Advertisement

The World

Gunman Kills Two in Jerusalem

Mideast: 14 injured as Palestinian fires wildly on a busy street. Hamas vows 'an all-out war' after Israeli special forces kill four militants.

January 23, 2002|TRACY WILKINSON | TIMES STAFF WRITER

JERUSALEM — Choosing the busiest time of day on this city's busiest commercial street, a Palestinian marched into downtown Jerusalem on Tuesday and raked pedestrians, shoppers and people waiting at bus stops with bursts of automatic gunfire until police shot him to death.

Two Israelis were killed and 14 others seriously wounded in the attack, which came hours after Israeli special forces killed four Islamic militants in the West Bank city of Nablus and the dead men's organization, Hamas, vowed "all-out war" on Israel.

A conflict that has already claimed more than 1,000 lives in nearly 16 months is escalating to one of its most dangerous levels yet. With mutual threats of harsh retaliation, each side accuses the other of pushing the cycle of violence, hatred and revenge to the brink.

In Nablus, Palestinian anger wasn't directed at Israel alone. After the four Hamas activists were killed, hundreds of sympathizers stormed the downtown Nablus prison and tried to scale the gates to demand the release of about two dozen Palestinians held there by the Palestinian Authority. At least one Hamas supporter was killed by Palestinian police who opened fire on the rioters.

In Jerusalem, rush hour was in full swing on bustling Jaffa Street when a Palestinian later identified as Saeed Ramadan walked up to a cell phone store and began shooting at people waiting for buses. The gunman fired indiscriminately for up to 10 minutes before police chased, confronted and killed him.

The Al Aqsa Martyrs Brigade, a militia affiliated with Palestinian Authority President Yasser Arafat's Fatah movement, claimed Ramadan as one of its own and said he was acting to avenge the recent killing of one of the group's leaders.

Liat Moshe, a 24-year-old salesclerk at the phone store, said the gunman carried his M-16 rifle slung across his back as he walked down Jaffa Street, apparently not attracting much attention in a society that is so security-conscious and so well-armed.

"Until he shouted, 'Allahu Akbar' ['God is great'] and began shooting, I thought he looked like a regular person," Moshe said. She immediately took cover behind a counter as the gunman fired wildly, "like a maniac," she said. She saw an older woman across the street in a clothing shop fall, stricken. The glass door of her own store shattered into thousands of pieces.

"It was scary, scary, scary," Moshe said, still trembling.

Next door at the Koresh boutique, customers and salespeople ran to hide in the back when the shooting started.
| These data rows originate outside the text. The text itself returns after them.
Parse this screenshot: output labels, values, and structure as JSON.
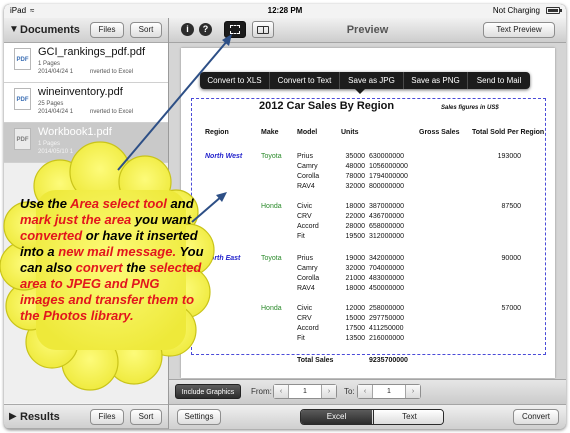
{
  "status_bar": {
    "device": "iPad",
    "time": "12:28 PM",
    "charging": "Not Charging"
  },
  "left_panel": {
    "header": {
      "title": "Documents",
      "files_button": "Files",
      "sort_button": "Sort"
    },
    "documents": [
      {
        "name": "GCI_rankings_pdf.pdf",
        "pages": "1 Pages",
        "date": "2014/04/24 1",
        "note": "nverted to Excel",
        "icon": "PDF"
      },
      {
        "name": "wineinventory.pdf",
        "pages": "25 Pages",
        "date": "2014/04/24 1",
        "note": "nverted to Excel",
        "icon": "PDF"
      },
      {
        "name": "Workbook1.pdf",
        "pages": "1 Pages",
        "date": "2014/05/10 1",
        "note": "",
        "icon": "PDF"
      }
    ],
    "footer": {
      "title": "Results",
      "files_button": "Files",
      "sort_button": "Sort"
    }
  },
  "right_panel": {
    "title": "Preview",
    "text_preview_button": "Text Preview",
    "info_icon": "i",
    "help_icon": "?",
    "context_menu": [
      "Convert to XLS",
      "Convert to Text",
      "Save as JPG",
      "Save as PNG",
      "Send to Mail"
    ],
    "sheet": {
      "title": "2012 Car Sales By Region",
      "note": "Sales figures in US$",
      "headers": [
        "Region",
        "Make",
        "Model",
        "Units",
        "Gross Sales",
        "Total Sold Per Region"
      ],
      "regions": [
        {
          "name": "North West",
          "total": "193000",
          "makes": [
            {
              "name": "Toyota",
              "rows": [
                [
                  "Prius",
                  "35000",
                  "630000000"
                ],
                [
                  "Camry",
                  "48000",
                  "1056000000"
                ],
                [
                  "Corolla",
                  "78000",
                  "1794000000"
                ],
                [
                  "RAV4",
                  "32000",
                  "800000000"
                ]
              ]
            },
            {
              "name": "Honda",
              "total": "87500",
              "rows": [
                [
                  "Civic",
                  "18000",
                  "387000000"
                ],
                [
                  "CRV",
                  "22000",
                  "436700000"
                ],
                [
                  "Accord",
                  "28000",
                  "658000000"
                ],
                [
                  "Fit",
                  "19500",
                  "312000000"
                ]
              ]
            }
          ]
        },
        {
          "name": "North East",
          "total": "90000",
          "makes": [
            {
              "name": "Toyota",
              "rows": [
                [
                  "Prius",
                  "19000",
                  "342000000"
                ],
                [
                  "Camry",
                  "32000",
                  "704000000"
                ],
                [
                  "Corolla",
                  "21000",
                  "483000000"
                ],
                [
                  "RAV4",
                  "18000",
                  "450000000"
                ]
              ]
            },
            {
              "name": "Honda",
              "total": "57000",
              "rows": [
                [
                  "Civic",
                  "12000",
                  "258000000"
                ],
                [
                  "CRV",
                  "15000",
                  "297750000"
                ],
                [
                  "Accord",
                  "17500",
                  "411250000"
                ],
                [
                  "Fit",
                  "13500",
                  "216000000"
                ]
              ]
            }
          ]
        }
      ],
      "total_label": "Total Sales",
      "total_value": "9235700000"
    },
    "range_bar": {
      "include_graphics": "Include Graphics",
      "from_label": "From:",
      "from_value": "1",
      "to_label": "To:",
      "to_value": "1"
    },
    "bottom_bar": {
      "settings": "Settings",
      "excel": "Excel",
      "text": "Text",
      "convert": "Convert"
    }
  },
  "callout": {
    "segments": [
      {
        "text": "Use the ",
        "red": false
      },
      {
        "text": "Area select tool",
        "red": true
      },
      {
        "text": " and ",
        "red": false
      },
      {
        "text": "mark just the area",
        "red": true
      },
      {
        "text": " you want ",
        "red": false
      },
      {
        "text": "converted",
        "red": true
      },
      {
        "text": " or have it inserted into a ",
        "red": false
      },
      {
        "text": "new mail message.",
        "red": true
      },
      {
        "text": " You can also ",
        "red": false
      },
      {
        "text": "convert",
        "red": true
      },
      {
        "text": " the ",
        "red": false
      },
      {
        "text": "selected area to JPEG and PNG images and transfer them to the Photos library.",
        "red": true
      }
    ]
  },
  "colors": {
    "callout_fill": "#f6f24a",
    "callout_stroke": "#c9c41a",
    "red_text": "#e2161d",
    "region_blue": "#2222cc",
    "make_green": "#2a8a2a"
  }
}
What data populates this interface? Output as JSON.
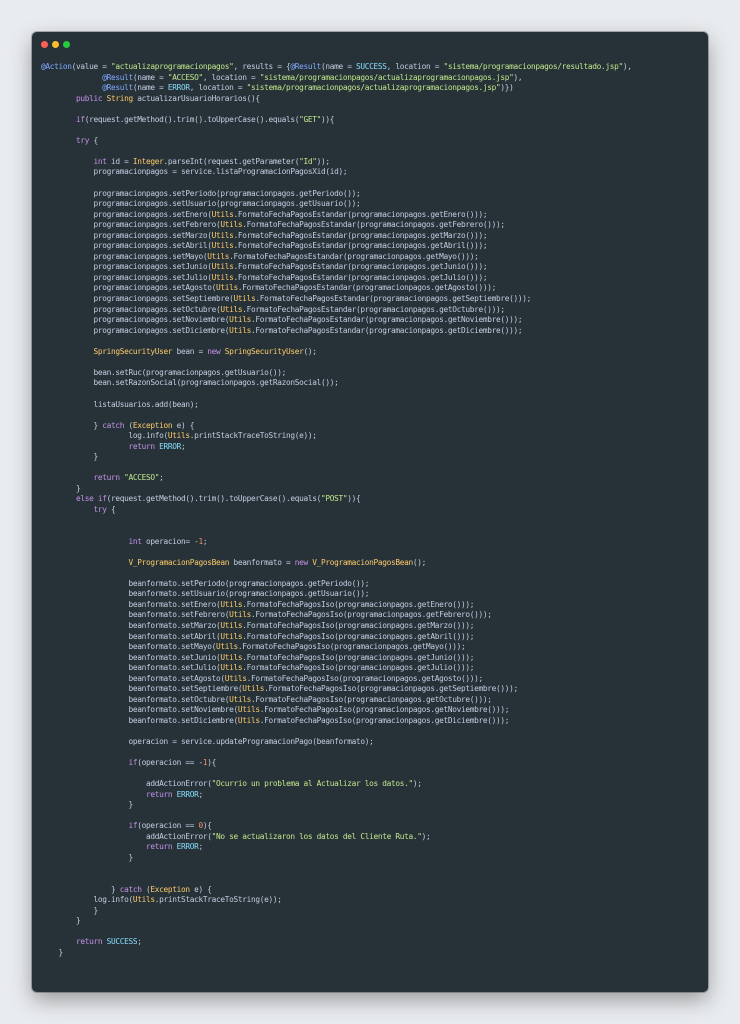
{
  "window": {
    "title_dots": [
      "close",
      "minimize",
      "maximize"
    ]
  },
  "colors": {
    "background": "#e9ecef",
    "editor": "#263238",
    "default": "#c3cee3",
    "keyword": "#c792ea",
    "annotation": "#82aaff",
    "string": "#c3e88d",
    "number": "#f78c6c",
    "type": "#ffcb6b",
    "punct": "#89ddff"
  },
  "code_lines": [
    "@Action(value = \"actualizaprogramacionpagos\", results = {@Result(name = SUCCESS, location = \"sistema/programacionpagos/resultado.jsp\"),",
    "              @Result(name = \"ACCESO\", location = \"sistema/programacionpagos/actualizaprogramacionpagos.jsp\"),",
    "              @Result(name = ERROR, location = \"sistema/programacionpagos/actualizaprogramacionpagos.jsp\")})",
    "        public String actualizarUsuarioHorarios(){",
    "",
    "        if(request.getMethod().trim().toUpperCase().equals(\"GET\")){",
    "",
    "        try {",
    "",
    "            int id = Integer.parseInt(request.getParameter(\"Id\"));",
    "            programacionpagos = service.listaProgramacionPagosXid(id);",
    "",
    "            programacionpagos.setPeriodo(programacionpagos.getPeriodo());",
    "            programacionpagos.setUsuario(programacionpagos.getUsuario());",
    "            programacionpagos.setEnero(Utils.FormatoFechaPagosEstandar(programacionpagos.getEnero()));",
    "            programacionpagos.setFebrero(Utils.FormatoFechaPagosEstandar(programacionpagos.getFebrero()));",
    "            programacionpagos.setMarzo(Utils.FormatoFechaPagosEstandar(programacionpagos.getMarzo()));",
    "            programacionpagos.setAbril(Utils.FormatoFechaPagosEstandar(programacionpagos.getAbril()));",
    "            programacionpagos.setMayo(Utils.FormatoFechaPagosEstandar(programacionpagos.getMayo()));",
    "            programacionpagos.setJunio(Utils.FormatoFechaPagosEstandar(programacionpagos.getJunio()));",
    "            programacionpagos.setJulio(Utils.FormatoFechaPagosEstandar(programacionpagos.getJulio()));",
    "            programacionpagos.setAgosto(Utils.FormatoFechaPagosEstandar(programacionpagos.getAgosto()));",
    "            programacionpagos.setSeptiembre(Utils.FormatoFechaPagosEstandar(programacionpagos.getSeptiembre()));",
    "            programacionpagos.setOctubre(Utils.FormatoFechaPagosEstandar(programacionpagos.getOctubre()));",
    "            programacionpagos.setNoviembre(Utils.FormatoFechaPagosEstandar(programacionpagos.getNoviembre()));",
    "            programacionpagos.setDiciembre(Utils.FormatoFechaPagosEstandar(programacionpagos.getDiciembre()));",
    "",
    "            SpringSecurityUser bean = new SpringSecurityUser();",
    "",
    "            bean.setRuc(programacionpagos.getUsuario());",
    "            bean.setRazonSocial(programacionpagos.getRazonSocial());",
    "",
    "            listaUsuarios.add(bean);",
    "",
    "            } catch (Exception e) {",
    "                    log.info(Utils.printStackTraceToString(e));",
    "                    return ERROR;",
    "            }",
    "",
    "            return \"ACCESO\";",
    "        }",
    "        else if(request.getMethod().trim().toUpperCase().equals(\"POST\")){",
    "            try {",
    "",
    "",
    "                    int operacion= -1;",
    "",
    "                    V_ProgramacionPagosBean beanformato = new V_ProgramacionPagosBean();",
    "",
    "                    beanformato.setPeriodo(programacionpagos.getPeriodo());",
    "                    beanformato.setUsuario(programacionpagos.getUsuario());",
    "                    beanformato.setEnero(Utils.FormatoFechaPagosIso(programacionpagos.getEnero()));",
    "                    beanformato.setFebrero(Utils.FormatoFechaPagosIso(programacionpagos.getFebrero()));",
    "                    beanformato.setMarzo(Utils.FormatoFechaPagosIso(programacionpagos.getMarzo()));",
    "                    beanformato.setAbril(Utils.FormatoFechaPagosIso(programacionpagos.getAbril()));",
    "                    beanformato.setMayo(Utils.FormatoFechaPagosIso(programacionpagos.getMayo()));",
    "                    beanformato.setJunio(Utils.FormatoFechaPagosIso(programacionpagos.getJunio()));",
    "                    beanformato.setJulio(Utils.FormatoFechaPagosIso(programacionpagos.getJulio()));",
    "                    beanformato.setAgosto(Utils.FormatoFechaPagosIso(programacionpagos.getAgosto()));",
    "                    beanformato.setSeptiembre(Utils.FormatoFechaPagosIso(programacionpagos.getSeptiembre()));",
    "                    beanformato.setOctubre(Utils.FormatoFechaPagosIso(programacionpagos.getOctubre()));",
    "                    beanformato.setNoviembre(Utils.FormatoFechaPagosIso(programacionpagos.getNoviembre()));",
    "                    beanformato.setDiciembre(Utils.FormatoFechaPagosIso(programacionpagos.getDiciembre()));",
    "",
    "                    operacion = service.updateProgramacionPago(beanformato);",
    "",
    "                    if(operacion == -1){",
    "",
    "                        addActionError(\"Ocurrio un problema al Actualizar los datos.\");",
    "                        return ERROR;",
    "                    }",
    "",
    "                    if(operacion == 0){",
    "                        addActionError(\"No se actualizaron los datos del Cliente Ruta.\");",
    "                        return ERROR;",
    "                    }",
    "",
    "",
    "                } catch (Exception e) {",
    "            log.info(Utils.printStackTraceToString(e));",
    "            }",
    "        }",
    "",
    "        return SUCCESS;",
    "    }"
  ]
}
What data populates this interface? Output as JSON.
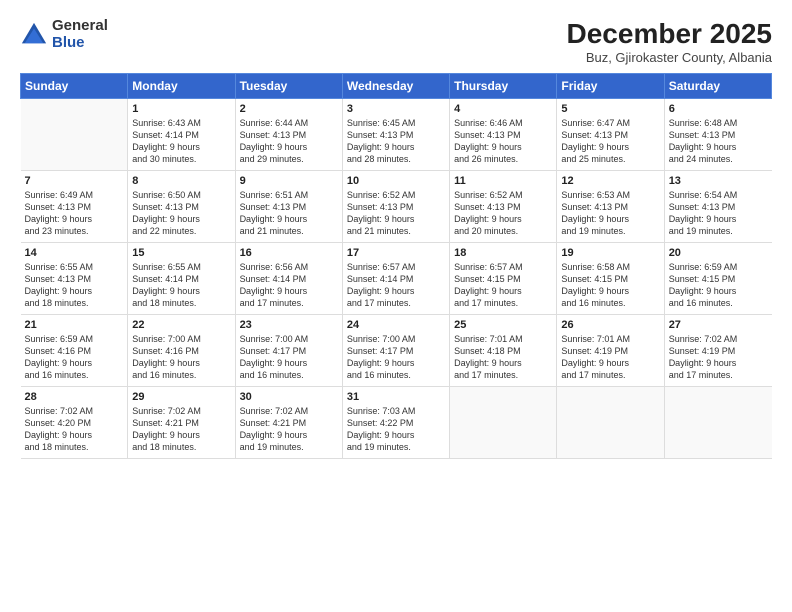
{
  "logo": {
    "general": "General",
    "blue": "Blue"
  },
  "header": {
    "title": "December 2025",
    "subtitle": "Buz, Gjirokaster County, Albania"
  },
  "days_of_week": [
    "Sunday",
    "Monday",
    "Tuesday",
    "Wednesday",
    "Thursday",
    "Friday",
    "Saturday"
  ],
  "weeks": [
    [
      {
        "day": "",
        "content": ""
      },
      {
        "day": "1",
        "content": "Sunrise: 6:43 AM\nSunset: 4:14 PM\nDaylight: 9 hours\nand 30 minutes."
      },
      {
        "day": "2",
        "content": "Sunrise: 6:44 AM\nSunset: 4:13 PM\nDaylight: 9 hours\nand 29 minutes."
      },
      {
        "day": "3",
        "content": "Sunrise: 6:45 AM\nSunset: 4:13 PM\nDaylight: 9 hours\nand 28 minutes."
      },
      {
        "day": "4",
        "content": "Sunrise: 6:46 AM\nSunset: 4:13 PM\nDaylight: 9 hours\nand 26 minutes."
      },
      {
        "day": "5",
        "content": "Sunrise: 6:47 AM\nSunset: 4:13 PM\nDaylight: 9 hours\nand 25 minutes."
      },
      {
        "day": "6",
        "content": "Sunrise: 6:48 AM\nSunset: 4:13 PM\nDaylight: 9 hours\nand 24 minutes."
      }
    ],
    [
      {
        "day": "7",
        "content": "Sunrise: 6:49 AM\nSunset: 4:13 PM\nDaylight: 9 hours\nand 23 minutes."
      },
      {
        "day": "8",
        "content": "Sunrise: 6:50 AM\nSunset: 4:13 PM\nDaylight: 9 hours\nand 22 minutes."
      },
      {
        "day": "9",
        "content": "Sunrise: 6:51 AM\nSunset: 4:13 PM\nDaylight: 9 hours\nand 21 minutes."
      },
      {
        "day": "10",
        "content": "Sunrise: 6:52 AM\nSunset: 4:13 PM\nDaylight: 9 hours\nand 21 minutes."
      },
      {
        "day": "11",
        "content": "Sunrise: 6:52 AM\nSunset: 4:13 PM\nDaylight: 9 hours\nand 20 minutes."
      },
      {
        "day": "12",
        "content": "Sunrise: 6:53 AM\nSunset: 4:13 PM\nDaylight: 9 hours\nand 19 minutes."
      },
      {
        "day": "13",
        "content": "Sunrise: 6:54 AM\nSunset: 4:13 PM\nDaylight: 9 hours\nand 19 minutes."
      }
    ],
    [
      {
        "day": "14",
        "content": "Sunrise: 6:55 AM\nSunset: 4:13 PM\nDaylight: 9 hours\nand 18 minutes."
      },
      {
        "day": "15",
        "content": "Sunrise: 6:55 AM\nSunset: 4:14 PM\nDaylight: 9 hours\nand 18 minutes."
      },
      {
        "day": "16",
        "content": "Sunrise: 6:56 AM\nSunset: 4:14 PM\nDaylight: 9 hours\nand 17 minutes."
      },
      {
        "day": "17",
        "content": "Sunrise: 6:57 AM\nSunset: 4:14 PM\nDaylight: 9 hours\nand 17 minutes."
      },
      {
        "day": "18",
        "content": "Sunrise: 6:57 AM\nSunset: 4:15 PM\nDaylight: 9 hours\nand 17 minutes."
      },
      {
        "day": "19",
        "content": "Sunrise: 6:58 AM\nSunset: 4:15 PM\nDaylight: 9 hours\nand 16 minutes."
      },
      {
        "day": "20",
        "content": "Sunrise: 6:59 AM\nSunset: 4:15 PM\nDaylight: 9 hours\nand 16 minutes."
      }
    ],
    [
      {
        "day": "21",
        "content": "Sunrise: 6:59 AM\nSunset: 4:16 PM\nDaylight: 9 hours\nand 16 minutes."
      },
      {
        "day": "22",
        "content": "Sunrise: 7:00 AM\nSunset: 4:16 PM\nDaylight: 9 hours\nand 16 minutes."
      },
      {
        "day": "23",
        "content": "Sunrise: 7:00 AM\nSunset: 4:17 PM\nDaylight: 9 hours\nand 16 minutes."
      },
      {
        "day": "24",
        "content": "Sunrise: 7:00 AM\nSunset: 4:17 PM\nDaylight: 9 hours\nand 16 minutes."
      },
      {
        "day": "25",
        "content": "Sunrise: 7:01 AM\nSunset: 4:18 PM\nDaylight: 9 hours\nand 17 minutes."
      },
      {
        "day": "26",
        "content": "Sunrise: 7:01 AM\nSunset: 4:19 PM\nDaylight: 9 hours\nand 17 minutes."
      },
      {
        "day": "27",
        "content": "Sunrise: 7:02 AM\nSunset: 4:19 PM\nDaylight: 9 hours\nand 17 minutes."
      }
    ],
    [
      {
        "day": "28",
        "content": "Sunrise: 7:02 AM\nSunset: 4:20 PM\nDaylight: 9 hours\nand 18 minutes."
      },
      {
        "day": "29",
        "content": "Sunrise: 7:02 AM\nSunset: 4:21 PM\nDaylight: 9 hours\nand 18 minutes."
      },
      {
        "day": "30",
        "content": "Sunrise: 7:02 AM\nSunset: 4:21 PM\nDaylight: 9 hours\nand 19 minutes."
      },
      {
        "day": "31",
        "content": "Sunrise: 7:03 AM\nSunset: 4:22 PM\nDaylight: 9 hours\nand 19 minutes."
      },
      {
        "day": "",
        "content": ""
      },
      {
        "day": "",
        "content": ""
      },
      {
        "day": "",
        "content": ""
      }
    ]
  ]
}
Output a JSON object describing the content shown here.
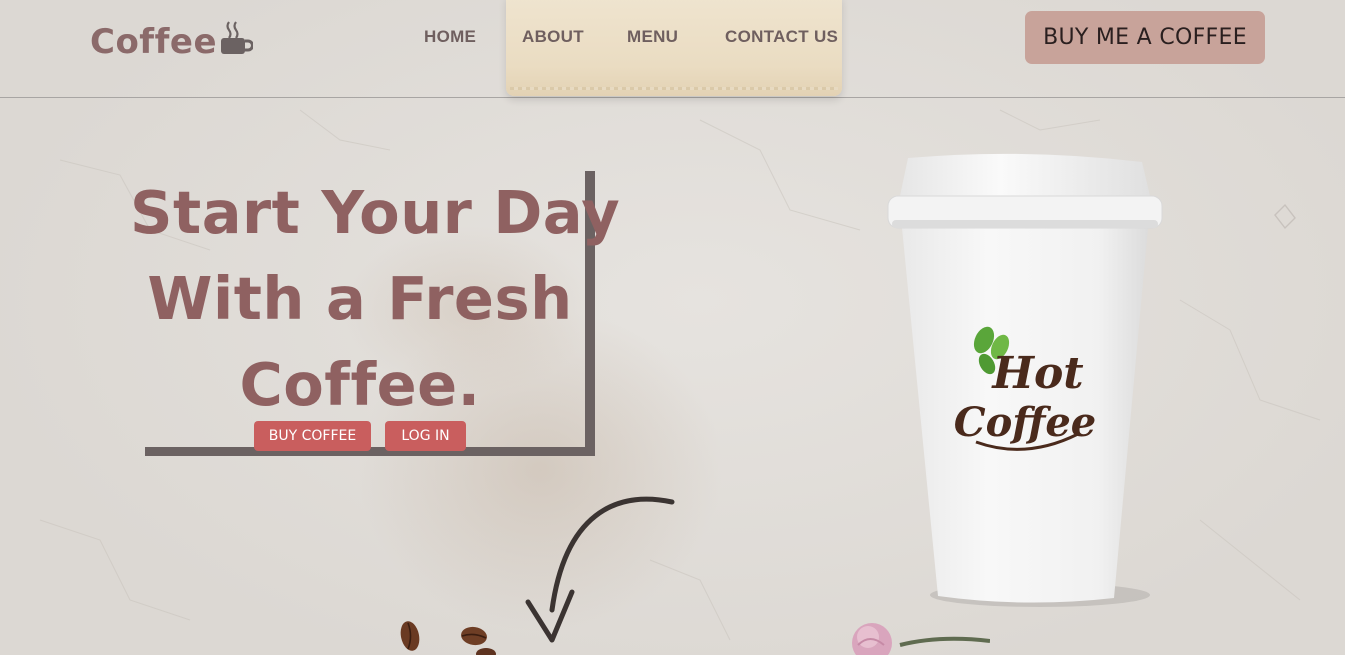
{
  "brand": {
    "name": "Coffee",
    "icon": "coffee-cup-icon"
  },
  "nav": {
    "items": [
      {
        "label": "HOME"
      },
      {
        "label": "ABOUT"
      },
      {
        "label": "MENU"
      },
      {
        "label": "CONTACT US"
      }
    ]
  },
  "header": {
    "cta_label": "BUY ME A COFFEE"
  },
  "hero": {
    "title_lines": [
      "Start Your Day",
      "With a Fresh",
      "Coffee."
    ],
    "buy_label": "BUY COFFEE",
    "login_label": "LOG IN"
  },
  "product": {
    "cup_logo_line1": "Hot",
    "cup_logo_line2": "Coffee"
  },
  "colors": {
    "brand": "#8b6a6a",
    "title": "#8f6161",
    "nav": "#6f5f5f",
    "cta_bg": "#c8a39a",
    "button_bg": "#c95e5e",
    "frame": "#6b6262",
    "background": "#dedad6"
  }
}
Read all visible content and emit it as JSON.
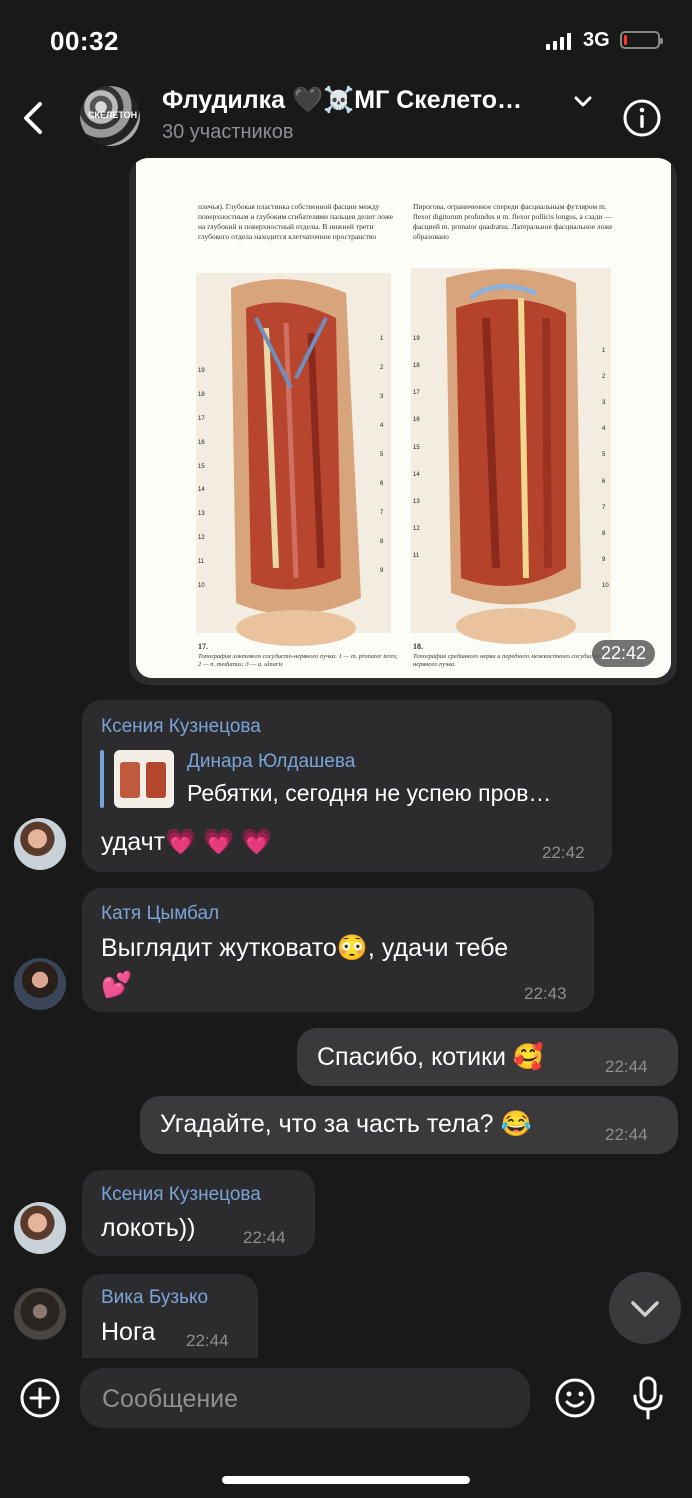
{
  "status_bar": {
    "time": "00:32",
    "network": "3G",
    "battery_level": 0.1,
    "battery_color": "#ff3b30"
  },
  "header": {
    "title": "Флудилка 🖤☠️МГ Скелето…",
    "subtitle": "30 участников",
    "avatar_mark": "СКЕЛЕТОН",
    "icons": [
      "back-icon",
      "chevron-down-icon",
      "info-icon"
    ]
  },
  "image_message": {
    "time": "22:42",
    "text_left": "плечья). Глубокая пластинка собственной фасции между поверхностным и глубоким сгибателями пальцев делит ложе на глубокий и поверхностный отделы. В нижней трети глубокого отдела находится клетчаточное пространство",
    "text_right": "Пирогова, ограниченное спереди фасциальным футляром m. flexor digitorum profundus и m. flexor pollicis longus, а сзади — фасцией m. pronator quadratus. Латеральное фасциальное ложе образовано",
    "fig_left_num": "17.",
    "fig_left_caption": "Топография локтевого сосудисто-нервного пучка. 1 — m. pronator teres; 2 — n. medianus; 3 — a. ulnaris",
    "fig_right_num": "18.",
    "fig_right_caption": "Топография срединного нерва и переднего межкостного сосудисто-нервного пучка.",
    "left_labels_side": [
      "19",
      "18",
      "17",
      "16",
      "15",
      "14",
      "13",
      "12",
      "11",
      "10"
    ],
    "left_labels_right": [
      "1",
      "2",
      "3",
      "4",
      "5",
      "6",
      "7",
      "8",
      "9"
    ],
    "right_labels_side": [
      "19",
      "18",
      "17",
      "16",
      "15",
      "14",
      "13",
      "12",
      "11"
    ],
    "right_labels_right": [
      "1",
      "2",
      "3",
      "4",
      "5",
      "6",
      "7",
      "8",
      "9",
      "10"
    ]
  },
  "messages": [
    {
      "sender": "Ксения Кузнецова",
      "reply_author": "Динара Юлдашева",
      "reply_text": "Ребятки, сегодня не успею пров…",
      "text": "удачт💗 💗 💗",
      "time": "22:42"
    },
    {
      "sender": "Катя Цымбал",
      "text_line1": "Выглядит жутковато😳, удачи тебе",
      "text_line2": "💕",
      "time": "22:43"
    },
    {
      "outgoing": true,
      "text": "Спасибо, котики 🥰",
      "time": "22:44"
    },
    {
      "outgoing": true,
      "text": "Угадайте, что за часть тела? 😂",
      "time": "22:44"
    },
    {
      "sender": "Ксения Кузнецова",
      "text": "локоть))",
      "time": "22:44"
    },
    {
      "sender": "Вика Бузько",
      "text": "Нога",
      "time": "22:44"
    }
  ],
  "composer": {
    "placeholder": "Сообщение",
    "icons": [
      "plus-icon",
      "emoji-icon",
      "microphone-icon"
    ]
  },
  "colors": {
    "background": "#19191a",
    "bubble_in": "#2c2c2e",
    "bubble_out": "#3a3a3c",
    "sender_name": "#7aa4d8",
    "muted": "#8e8e93"
  }
}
The store's plate-glass windows were peppered with bullet holes, but inside only the mannequins had been hit. Bullets had severed the hand of one mannequin and pierced her red suit jacket.

Pedestrians dived for the sidewalks, and a number of civilians whipped pistols from their belts and joined police in shooting at the gunman. He sprayed bus shelters on both sides of the street, as well as at least one bus loaded with passengers. Victims' blood was splattered on the rain-drenched pavement.

Police Sgt. Hanan Ben Naim was identified as the officer who killed Ramadan. He said he heard the shooting and ran to an alleyway off Jaffa Street where the gunman was trying to escape through a parking lot. At about 20 feet apart, the two men shot at each other until Ramadan fell dead, Ben Naim recalled. The 26-year-old policeman had been close enough to the attacker to make eye contact, he said.

"I saw hate in his eyes," Ben Naim told reporters. "Calm, but full of hate."

Ben Naim is a member of a special team of police officers who work in civilian clothes and patrol city centers on the lookout for terrorists. He was dressed in jeans and tennis shoes, and he killed the Palestinian with nothing more than a Jericho semiautomatic pistol.

"I saw something tonight that it's better not to see," said Arie Zini, 40, who runs a health food store on Jaffa Street. "To know people do such crazy things, to shoot at defenseless people. It's a pity that people can sink to this level."

Zini, who was in the Star cosmetics shop when the shooting started nearby, said numerous Israelis charged the gunman, throwing him into a panic and causing him to aim his gun wildly. Otherwise, Zini said, the toll might have been higher.

The shooting occurred about half a block east of a pizzeria where a Palestinian suicide bomber killed 15 people in August, and about half a block west of the strip of cafes and snack shops where two suicide bombers killed 11 young people last month.

Each attack in this conflict has been answered by bloody payback, and more violence is expected. Now, however, there is a sense of dread among Israelis and Palestinians that the next phase of violence will be harsher than before.

Advertisement
Los Angeles Times Articles
|
|
|